··· Excerpted data ···

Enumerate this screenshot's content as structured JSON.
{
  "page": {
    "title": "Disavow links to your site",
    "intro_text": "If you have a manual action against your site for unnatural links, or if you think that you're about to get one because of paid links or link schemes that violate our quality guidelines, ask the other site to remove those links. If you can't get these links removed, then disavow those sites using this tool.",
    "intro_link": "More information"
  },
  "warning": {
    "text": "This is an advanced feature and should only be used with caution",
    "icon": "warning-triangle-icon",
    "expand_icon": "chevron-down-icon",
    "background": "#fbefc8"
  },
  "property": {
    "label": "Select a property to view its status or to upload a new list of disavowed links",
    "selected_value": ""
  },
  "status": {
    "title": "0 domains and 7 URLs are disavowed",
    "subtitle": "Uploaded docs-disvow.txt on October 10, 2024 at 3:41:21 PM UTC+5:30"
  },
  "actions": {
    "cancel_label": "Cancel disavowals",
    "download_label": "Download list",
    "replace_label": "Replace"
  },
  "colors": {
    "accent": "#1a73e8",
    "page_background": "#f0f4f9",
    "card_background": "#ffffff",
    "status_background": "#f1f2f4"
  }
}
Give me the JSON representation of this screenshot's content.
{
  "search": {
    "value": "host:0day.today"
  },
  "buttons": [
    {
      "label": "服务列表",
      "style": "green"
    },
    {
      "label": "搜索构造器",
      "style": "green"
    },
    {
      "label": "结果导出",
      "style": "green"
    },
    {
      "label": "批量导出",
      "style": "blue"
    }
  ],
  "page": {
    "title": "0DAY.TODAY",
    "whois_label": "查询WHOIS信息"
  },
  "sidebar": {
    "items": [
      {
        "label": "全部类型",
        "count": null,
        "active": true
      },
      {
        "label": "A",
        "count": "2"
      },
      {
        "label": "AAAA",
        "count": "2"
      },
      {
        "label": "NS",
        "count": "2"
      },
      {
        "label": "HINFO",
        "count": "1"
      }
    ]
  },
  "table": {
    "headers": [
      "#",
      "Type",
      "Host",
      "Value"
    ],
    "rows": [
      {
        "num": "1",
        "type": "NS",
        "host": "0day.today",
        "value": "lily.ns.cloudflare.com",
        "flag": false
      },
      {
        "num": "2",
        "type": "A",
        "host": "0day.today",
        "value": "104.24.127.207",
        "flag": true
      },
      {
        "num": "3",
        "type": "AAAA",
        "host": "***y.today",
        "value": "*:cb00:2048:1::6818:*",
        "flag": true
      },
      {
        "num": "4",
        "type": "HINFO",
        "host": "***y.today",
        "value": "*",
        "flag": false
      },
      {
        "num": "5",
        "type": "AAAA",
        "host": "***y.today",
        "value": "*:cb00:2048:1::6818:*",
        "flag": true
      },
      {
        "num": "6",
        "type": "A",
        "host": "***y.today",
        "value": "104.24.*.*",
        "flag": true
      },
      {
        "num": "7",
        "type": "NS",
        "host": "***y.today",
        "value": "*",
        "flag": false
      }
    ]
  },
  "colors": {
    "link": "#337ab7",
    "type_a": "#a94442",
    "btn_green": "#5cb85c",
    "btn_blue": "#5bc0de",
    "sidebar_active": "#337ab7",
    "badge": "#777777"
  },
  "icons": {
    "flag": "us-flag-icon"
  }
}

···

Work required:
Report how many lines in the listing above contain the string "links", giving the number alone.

Answer:
3